... And the last thing that I would add is the work that we've done in providing arts integration. That is so important, because when teachers have in their arsenal of strategies, how they can integrate the arts, into science, into math, into history, into physical education, then it makes their content area more interesting to students.
Oh, there you go - to see that diverse collection of students on stage. Those students performing with professionals ... To see award-winning celebrities who were LA Unified alum, come back to share their experiences and how their exposure when they were in high school helped shaped their lives. It was just a night you couldn't forget ... I think we've initiated a movement through this district of promoting the arts in a different kind of way that had been done before. And that movement is really putting the arts on people's radars.
When you talk about servicing over a half million students that are in this district, you have to recognize that, you know, you can always benefit from expanding your personnel who provide that support, right? You can always look at increasing budgets even further. I always bring up while the budget has doubled in four years, it is still only half the size of what it was back in 2008, when we had the economic downturn. And so I think it's very important that we continue to fund arts education, so that the vision of what certainly has been taking place these last four years can continue into the next generation.
As educators, we are here to ensure that every single child, irrespective of where you live, have the same opportunities for success that any other child has... Are we there completely yet? No, but we know that we're on the right track. Because our decisions here in the arts education branch, were not based upon a principal calling us and telling us they wanted this... We went to the arts equity index. We looked at the most underserved. We looked at our Title I schools. We looked at those factors that the arts equity index showed us ... Because at the end of the day, if you happen to live in a community that is that is stable, that is affluent, your school administration, and teachers are often the position to say, "Count us in. We're going we have the best. We can afford to pay for this." And those students experience the best of what the city has to offer.
We want the best to be experienced by every child and the kind of work that we did this year through the Arts Equity Index began to allow for that.
It's told us that if we're going to see the bar raised in our schools, when it comes to the arts, we are going to have to provide artistic experiences beyond just what the arts teacher can provide in the schools. Because the reality is, the budget is only going to allow for the district to hire so many the arts teachers to be in the schools. Yes, that continues to - it needs to continue to grow. However, the Arts Equity Index has shown us that where schools receive significant bumps up in their arts experiences is through our works with partnerships. The Arts Community Network [a group of arts programs in the community and industry] - the work that they are doing in only the most underserved schools is phenomenal.

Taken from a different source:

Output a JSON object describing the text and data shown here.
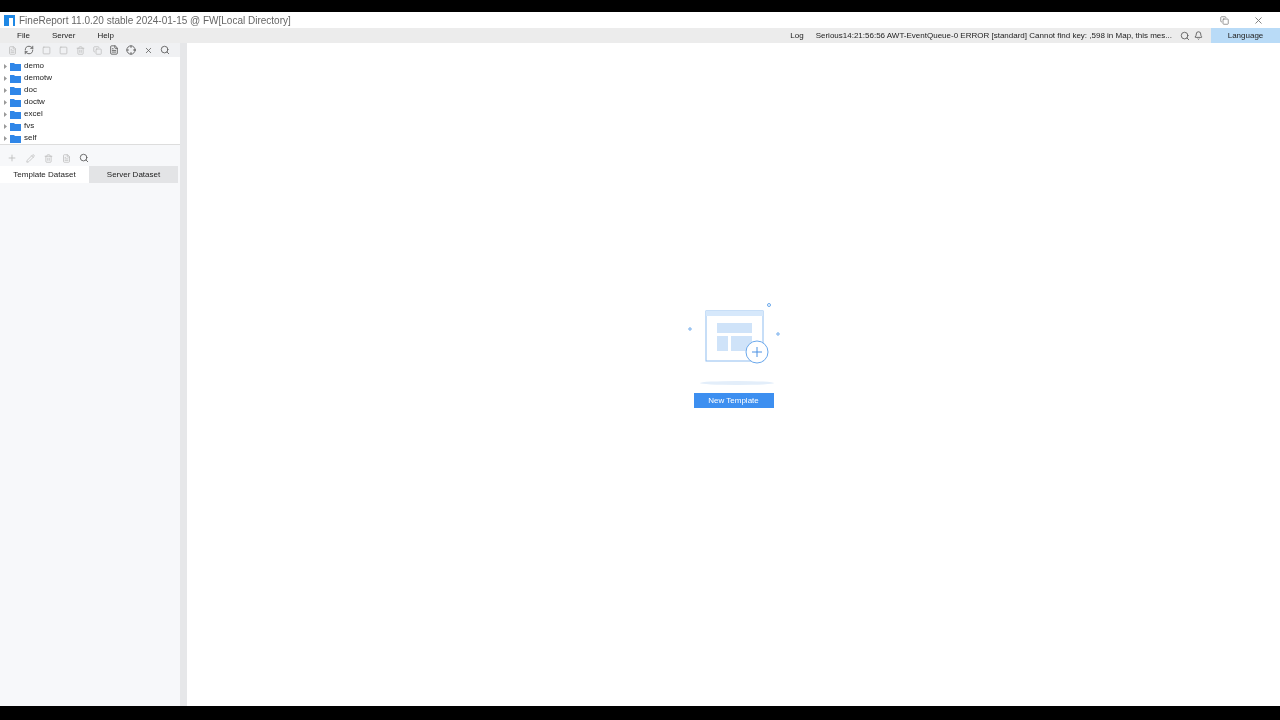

... Another significant area is we really engage the arts as it relates to social-emotional learning, and working with students who have been in and out of the juvenile justice system, those students [who] are really struggling in so many other aspects of life, that they really need the arts to really, you know, provide them support. And that has made a huge difference in those schools, when it has come to student attendance.... So we were in continuation schools, we were in our alternative schools, and those schools service students that are kind of on the fringe. They may be the ones that, you know, are in jeopardy of not graduating.